Items from an interface collection

|---|

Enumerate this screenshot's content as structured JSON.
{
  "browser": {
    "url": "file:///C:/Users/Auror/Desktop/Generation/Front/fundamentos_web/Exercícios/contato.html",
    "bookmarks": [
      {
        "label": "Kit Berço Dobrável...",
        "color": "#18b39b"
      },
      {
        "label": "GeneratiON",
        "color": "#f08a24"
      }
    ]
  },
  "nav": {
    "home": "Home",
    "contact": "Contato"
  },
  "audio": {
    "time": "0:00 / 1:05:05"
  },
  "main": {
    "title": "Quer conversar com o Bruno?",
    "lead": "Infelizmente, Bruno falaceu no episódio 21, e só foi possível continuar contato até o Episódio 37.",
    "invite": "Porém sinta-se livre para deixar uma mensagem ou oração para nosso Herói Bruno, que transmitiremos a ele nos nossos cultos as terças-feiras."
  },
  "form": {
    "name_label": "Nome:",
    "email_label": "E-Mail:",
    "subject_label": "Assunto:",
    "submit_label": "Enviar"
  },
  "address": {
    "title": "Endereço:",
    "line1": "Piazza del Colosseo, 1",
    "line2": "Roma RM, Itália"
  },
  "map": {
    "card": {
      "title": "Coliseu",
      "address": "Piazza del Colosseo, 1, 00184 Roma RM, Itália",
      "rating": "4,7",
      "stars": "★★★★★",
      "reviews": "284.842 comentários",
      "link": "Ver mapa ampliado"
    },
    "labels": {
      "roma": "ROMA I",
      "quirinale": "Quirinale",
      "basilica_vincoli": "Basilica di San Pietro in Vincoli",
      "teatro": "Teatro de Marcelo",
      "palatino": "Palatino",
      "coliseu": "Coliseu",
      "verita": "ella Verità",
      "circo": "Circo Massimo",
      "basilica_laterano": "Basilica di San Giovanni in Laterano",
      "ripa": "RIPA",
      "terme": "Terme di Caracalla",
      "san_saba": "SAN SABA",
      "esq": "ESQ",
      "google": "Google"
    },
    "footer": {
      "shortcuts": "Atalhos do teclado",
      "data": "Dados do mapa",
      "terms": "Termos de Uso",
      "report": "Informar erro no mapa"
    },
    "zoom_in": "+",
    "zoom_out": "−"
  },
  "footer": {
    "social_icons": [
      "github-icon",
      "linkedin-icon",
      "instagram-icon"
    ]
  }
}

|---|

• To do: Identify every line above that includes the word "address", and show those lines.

• Task response:
  "address": {
      "address": "Piazza del Colosseo, 1, 00184 Roma RM, Itália",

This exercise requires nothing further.